**RECORD EXTRACTS**
####

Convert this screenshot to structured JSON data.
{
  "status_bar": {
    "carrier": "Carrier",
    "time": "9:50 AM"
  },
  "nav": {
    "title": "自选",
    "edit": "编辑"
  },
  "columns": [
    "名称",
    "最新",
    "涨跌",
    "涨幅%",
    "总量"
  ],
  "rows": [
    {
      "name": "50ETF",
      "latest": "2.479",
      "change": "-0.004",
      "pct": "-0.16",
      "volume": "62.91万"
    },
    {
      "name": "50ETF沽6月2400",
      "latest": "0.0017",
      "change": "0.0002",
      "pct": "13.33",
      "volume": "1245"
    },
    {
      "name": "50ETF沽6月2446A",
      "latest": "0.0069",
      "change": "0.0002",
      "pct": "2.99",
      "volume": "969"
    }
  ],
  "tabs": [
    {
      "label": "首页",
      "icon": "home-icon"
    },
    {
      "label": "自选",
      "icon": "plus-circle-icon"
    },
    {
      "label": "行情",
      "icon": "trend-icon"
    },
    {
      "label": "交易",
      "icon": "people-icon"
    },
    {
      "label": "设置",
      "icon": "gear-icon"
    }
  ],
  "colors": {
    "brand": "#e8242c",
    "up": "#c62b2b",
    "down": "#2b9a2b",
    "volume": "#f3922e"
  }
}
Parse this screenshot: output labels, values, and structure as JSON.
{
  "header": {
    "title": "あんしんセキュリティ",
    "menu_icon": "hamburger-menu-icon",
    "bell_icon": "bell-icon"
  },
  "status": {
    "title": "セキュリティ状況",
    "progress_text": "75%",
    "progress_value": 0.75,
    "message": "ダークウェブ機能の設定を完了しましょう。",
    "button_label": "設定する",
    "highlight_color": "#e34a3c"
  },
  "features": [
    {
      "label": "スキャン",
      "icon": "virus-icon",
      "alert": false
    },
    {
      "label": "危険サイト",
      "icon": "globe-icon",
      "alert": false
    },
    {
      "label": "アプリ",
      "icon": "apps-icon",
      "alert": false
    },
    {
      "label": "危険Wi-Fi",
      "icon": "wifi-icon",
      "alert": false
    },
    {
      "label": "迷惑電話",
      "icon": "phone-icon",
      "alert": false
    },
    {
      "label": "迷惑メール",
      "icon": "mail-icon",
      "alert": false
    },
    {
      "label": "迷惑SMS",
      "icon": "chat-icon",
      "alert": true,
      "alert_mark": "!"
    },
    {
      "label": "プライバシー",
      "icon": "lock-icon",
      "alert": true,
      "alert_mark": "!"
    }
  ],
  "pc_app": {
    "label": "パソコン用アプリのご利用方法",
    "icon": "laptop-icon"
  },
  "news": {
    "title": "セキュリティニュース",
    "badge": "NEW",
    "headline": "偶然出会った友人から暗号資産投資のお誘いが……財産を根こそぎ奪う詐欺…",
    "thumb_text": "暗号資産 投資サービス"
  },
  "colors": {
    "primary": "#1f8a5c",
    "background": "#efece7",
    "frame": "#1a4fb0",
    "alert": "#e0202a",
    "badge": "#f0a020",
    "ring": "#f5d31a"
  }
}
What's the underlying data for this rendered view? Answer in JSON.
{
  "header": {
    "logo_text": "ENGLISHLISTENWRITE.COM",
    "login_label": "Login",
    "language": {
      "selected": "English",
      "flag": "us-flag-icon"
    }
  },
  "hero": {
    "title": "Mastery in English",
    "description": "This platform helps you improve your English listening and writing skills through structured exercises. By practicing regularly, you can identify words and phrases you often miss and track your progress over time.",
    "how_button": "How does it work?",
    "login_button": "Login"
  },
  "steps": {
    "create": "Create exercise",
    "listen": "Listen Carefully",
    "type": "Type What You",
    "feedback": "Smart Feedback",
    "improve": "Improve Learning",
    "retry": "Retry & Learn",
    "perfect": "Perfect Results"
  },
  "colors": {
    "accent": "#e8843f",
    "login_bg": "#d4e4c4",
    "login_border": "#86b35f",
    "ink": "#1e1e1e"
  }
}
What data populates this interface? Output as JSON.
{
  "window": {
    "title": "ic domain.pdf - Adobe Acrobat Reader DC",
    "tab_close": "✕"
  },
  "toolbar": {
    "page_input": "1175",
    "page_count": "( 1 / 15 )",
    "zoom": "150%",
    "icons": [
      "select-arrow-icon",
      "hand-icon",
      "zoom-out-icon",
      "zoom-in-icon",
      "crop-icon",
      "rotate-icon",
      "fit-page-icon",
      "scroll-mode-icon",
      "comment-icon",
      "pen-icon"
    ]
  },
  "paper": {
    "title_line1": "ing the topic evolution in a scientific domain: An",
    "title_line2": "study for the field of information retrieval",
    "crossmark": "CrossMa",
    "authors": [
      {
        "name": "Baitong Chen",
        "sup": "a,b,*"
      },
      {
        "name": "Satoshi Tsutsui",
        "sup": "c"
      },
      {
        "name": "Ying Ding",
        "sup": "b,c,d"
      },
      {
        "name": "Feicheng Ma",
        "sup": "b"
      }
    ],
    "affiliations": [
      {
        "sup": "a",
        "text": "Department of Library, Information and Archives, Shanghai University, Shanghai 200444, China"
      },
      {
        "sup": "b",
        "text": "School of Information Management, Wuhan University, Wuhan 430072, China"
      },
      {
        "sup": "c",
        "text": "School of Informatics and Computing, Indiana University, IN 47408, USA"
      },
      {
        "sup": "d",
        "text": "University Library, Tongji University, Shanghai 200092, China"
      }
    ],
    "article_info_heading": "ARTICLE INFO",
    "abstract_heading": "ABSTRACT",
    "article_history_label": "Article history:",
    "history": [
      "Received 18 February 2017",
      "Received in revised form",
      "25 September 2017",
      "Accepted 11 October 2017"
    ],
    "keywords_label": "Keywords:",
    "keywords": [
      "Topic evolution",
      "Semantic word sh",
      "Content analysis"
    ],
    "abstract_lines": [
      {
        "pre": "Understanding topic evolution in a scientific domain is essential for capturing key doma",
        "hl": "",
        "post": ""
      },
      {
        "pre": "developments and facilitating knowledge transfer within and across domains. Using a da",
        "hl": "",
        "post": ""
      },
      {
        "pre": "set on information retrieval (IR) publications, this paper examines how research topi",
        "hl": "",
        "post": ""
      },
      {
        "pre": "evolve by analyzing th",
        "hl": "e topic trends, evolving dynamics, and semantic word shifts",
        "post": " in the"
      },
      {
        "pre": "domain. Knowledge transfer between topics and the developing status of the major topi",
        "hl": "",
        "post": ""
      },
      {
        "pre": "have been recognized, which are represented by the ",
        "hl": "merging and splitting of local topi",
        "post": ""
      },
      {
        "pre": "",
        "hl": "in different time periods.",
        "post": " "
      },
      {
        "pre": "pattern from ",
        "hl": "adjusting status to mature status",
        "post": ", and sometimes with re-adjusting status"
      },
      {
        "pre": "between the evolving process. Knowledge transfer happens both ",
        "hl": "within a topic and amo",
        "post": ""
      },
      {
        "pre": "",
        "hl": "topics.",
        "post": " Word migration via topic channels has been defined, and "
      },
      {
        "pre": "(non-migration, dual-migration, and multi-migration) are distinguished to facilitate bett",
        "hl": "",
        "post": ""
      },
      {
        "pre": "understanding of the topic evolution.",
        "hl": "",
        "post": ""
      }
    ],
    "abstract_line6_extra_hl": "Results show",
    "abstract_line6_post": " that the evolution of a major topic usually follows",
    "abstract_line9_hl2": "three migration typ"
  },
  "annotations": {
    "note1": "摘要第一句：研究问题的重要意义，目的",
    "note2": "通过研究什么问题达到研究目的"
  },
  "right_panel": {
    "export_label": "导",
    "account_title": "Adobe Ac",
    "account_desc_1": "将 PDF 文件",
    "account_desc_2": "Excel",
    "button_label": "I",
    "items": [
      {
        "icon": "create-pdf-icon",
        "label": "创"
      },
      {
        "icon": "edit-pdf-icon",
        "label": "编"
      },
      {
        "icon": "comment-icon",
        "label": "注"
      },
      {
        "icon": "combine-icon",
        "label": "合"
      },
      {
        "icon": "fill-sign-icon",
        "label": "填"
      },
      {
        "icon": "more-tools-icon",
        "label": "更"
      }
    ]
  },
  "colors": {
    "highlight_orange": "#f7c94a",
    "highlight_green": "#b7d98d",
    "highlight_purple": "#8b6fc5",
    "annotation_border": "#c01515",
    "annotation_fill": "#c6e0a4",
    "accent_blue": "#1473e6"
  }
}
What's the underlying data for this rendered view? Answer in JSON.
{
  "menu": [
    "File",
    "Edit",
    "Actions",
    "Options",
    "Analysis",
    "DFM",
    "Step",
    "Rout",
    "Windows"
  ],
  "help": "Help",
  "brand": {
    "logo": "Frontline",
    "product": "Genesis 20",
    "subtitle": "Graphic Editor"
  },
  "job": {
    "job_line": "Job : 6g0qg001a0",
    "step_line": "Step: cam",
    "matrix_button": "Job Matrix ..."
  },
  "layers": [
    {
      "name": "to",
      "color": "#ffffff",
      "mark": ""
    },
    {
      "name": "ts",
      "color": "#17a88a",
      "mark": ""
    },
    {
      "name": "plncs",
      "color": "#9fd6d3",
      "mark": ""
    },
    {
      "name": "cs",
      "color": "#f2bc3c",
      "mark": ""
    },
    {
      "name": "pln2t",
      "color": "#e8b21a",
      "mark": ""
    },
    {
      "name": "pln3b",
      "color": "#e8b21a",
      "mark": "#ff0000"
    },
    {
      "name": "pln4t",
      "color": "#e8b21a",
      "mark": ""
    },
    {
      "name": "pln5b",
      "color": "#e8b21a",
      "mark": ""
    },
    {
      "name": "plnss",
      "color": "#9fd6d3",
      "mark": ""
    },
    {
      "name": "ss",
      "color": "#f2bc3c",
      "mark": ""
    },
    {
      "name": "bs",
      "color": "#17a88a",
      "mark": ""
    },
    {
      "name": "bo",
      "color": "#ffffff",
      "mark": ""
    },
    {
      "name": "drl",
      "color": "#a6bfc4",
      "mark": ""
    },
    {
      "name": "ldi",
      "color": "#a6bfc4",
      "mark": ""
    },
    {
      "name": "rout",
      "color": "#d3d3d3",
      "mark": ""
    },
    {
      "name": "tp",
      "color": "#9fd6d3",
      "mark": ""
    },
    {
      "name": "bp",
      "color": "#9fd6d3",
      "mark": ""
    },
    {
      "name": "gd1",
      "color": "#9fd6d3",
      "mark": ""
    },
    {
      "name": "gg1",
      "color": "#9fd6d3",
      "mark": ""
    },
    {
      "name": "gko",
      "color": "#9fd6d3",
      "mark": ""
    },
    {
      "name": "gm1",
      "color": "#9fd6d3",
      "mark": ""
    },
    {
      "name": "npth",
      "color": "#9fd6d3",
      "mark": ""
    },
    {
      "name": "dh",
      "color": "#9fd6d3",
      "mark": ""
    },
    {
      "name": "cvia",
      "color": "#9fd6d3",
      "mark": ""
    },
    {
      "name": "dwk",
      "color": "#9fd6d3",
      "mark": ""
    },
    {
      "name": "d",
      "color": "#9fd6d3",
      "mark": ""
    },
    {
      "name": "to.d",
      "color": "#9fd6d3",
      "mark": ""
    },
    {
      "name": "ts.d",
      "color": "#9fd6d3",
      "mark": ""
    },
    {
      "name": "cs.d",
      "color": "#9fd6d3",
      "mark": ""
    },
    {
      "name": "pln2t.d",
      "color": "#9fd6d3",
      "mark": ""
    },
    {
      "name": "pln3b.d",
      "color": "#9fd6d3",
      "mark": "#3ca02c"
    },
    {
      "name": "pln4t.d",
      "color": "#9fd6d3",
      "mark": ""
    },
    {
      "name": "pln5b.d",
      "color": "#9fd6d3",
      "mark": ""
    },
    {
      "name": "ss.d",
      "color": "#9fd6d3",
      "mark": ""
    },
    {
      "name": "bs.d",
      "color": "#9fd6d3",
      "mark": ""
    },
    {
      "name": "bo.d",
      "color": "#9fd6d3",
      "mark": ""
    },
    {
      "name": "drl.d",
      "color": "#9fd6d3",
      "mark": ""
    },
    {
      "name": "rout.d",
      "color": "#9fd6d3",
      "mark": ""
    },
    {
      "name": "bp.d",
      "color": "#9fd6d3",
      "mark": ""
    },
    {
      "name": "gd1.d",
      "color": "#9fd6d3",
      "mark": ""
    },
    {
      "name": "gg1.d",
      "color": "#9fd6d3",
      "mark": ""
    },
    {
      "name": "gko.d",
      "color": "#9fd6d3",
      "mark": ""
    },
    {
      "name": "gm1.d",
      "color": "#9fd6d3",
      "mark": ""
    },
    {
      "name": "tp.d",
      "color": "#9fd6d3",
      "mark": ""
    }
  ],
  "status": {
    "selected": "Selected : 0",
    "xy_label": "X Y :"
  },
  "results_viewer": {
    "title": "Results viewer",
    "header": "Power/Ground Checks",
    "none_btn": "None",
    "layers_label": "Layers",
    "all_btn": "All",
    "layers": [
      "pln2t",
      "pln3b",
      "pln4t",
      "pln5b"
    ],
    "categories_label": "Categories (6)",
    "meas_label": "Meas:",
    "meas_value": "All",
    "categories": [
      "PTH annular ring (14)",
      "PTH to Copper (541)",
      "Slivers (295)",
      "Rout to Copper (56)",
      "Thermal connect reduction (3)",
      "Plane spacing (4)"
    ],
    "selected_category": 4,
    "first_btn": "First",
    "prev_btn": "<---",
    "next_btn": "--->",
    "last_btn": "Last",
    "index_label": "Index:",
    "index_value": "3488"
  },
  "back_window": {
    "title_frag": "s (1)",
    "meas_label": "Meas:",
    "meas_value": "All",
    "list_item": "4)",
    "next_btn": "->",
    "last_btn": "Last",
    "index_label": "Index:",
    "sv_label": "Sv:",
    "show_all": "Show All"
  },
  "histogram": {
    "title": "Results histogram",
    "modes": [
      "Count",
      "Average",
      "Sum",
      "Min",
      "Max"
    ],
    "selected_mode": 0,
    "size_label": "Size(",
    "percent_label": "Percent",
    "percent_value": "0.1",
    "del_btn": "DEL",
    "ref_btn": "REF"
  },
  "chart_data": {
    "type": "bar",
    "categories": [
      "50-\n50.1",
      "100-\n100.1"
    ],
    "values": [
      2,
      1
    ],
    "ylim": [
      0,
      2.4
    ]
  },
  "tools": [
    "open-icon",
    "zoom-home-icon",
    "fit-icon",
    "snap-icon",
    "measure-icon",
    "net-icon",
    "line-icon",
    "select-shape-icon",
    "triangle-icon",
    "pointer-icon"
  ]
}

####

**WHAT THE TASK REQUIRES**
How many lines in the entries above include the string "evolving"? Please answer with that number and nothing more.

**EXERCISE OUTPUT**
2